* What this task involves
In the records that come next, find every line with "Chinese". Return those lines.

* Task input
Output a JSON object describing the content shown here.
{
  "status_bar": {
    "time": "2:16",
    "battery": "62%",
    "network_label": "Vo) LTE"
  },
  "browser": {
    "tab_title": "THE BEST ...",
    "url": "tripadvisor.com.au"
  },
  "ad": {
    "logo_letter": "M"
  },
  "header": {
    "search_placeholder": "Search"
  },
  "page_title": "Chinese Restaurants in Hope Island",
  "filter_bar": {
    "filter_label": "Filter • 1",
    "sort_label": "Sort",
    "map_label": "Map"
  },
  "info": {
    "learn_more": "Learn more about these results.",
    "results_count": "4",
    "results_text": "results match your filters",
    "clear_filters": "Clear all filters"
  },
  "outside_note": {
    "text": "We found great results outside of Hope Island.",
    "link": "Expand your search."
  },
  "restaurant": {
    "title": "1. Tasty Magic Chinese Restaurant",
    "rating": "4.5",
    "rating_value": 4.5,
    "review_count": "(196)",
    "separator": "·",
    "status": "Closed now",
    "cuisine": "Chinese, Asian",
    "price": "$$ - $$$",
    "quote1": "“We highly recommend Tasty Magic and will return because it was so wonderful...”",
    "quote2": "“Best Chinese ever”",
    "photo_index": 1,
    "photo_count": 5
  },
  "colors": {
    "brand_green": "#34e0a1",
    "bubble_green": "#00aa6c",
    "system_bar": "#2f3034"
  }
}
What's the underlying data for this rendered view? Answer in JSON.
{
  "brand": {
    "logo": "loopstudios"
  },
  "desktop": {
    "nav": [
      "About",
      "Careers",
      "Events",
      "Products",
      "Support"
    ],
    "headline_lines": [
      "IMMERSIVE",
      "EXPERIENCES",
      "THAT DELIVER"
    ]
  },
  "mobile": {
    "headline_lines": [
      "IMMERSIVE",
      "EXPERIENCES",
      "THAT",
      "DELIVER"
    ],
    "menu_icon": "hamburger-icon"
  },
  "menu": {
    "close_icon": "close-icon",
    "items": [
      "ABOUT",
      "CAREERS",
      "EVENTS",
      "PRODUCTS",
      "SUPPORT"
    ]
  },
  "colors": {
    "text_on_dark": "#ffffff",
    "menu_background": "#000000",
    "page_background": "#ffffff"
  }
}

* Expected answer
  "page_title": "Chinese Restaurants in Hope Island",
    "title": "1. Tasty Magic Chinese Restaurant",
    "cuisine": "Chinese, Asian",
    "quote2": "“Best Chinese ever”",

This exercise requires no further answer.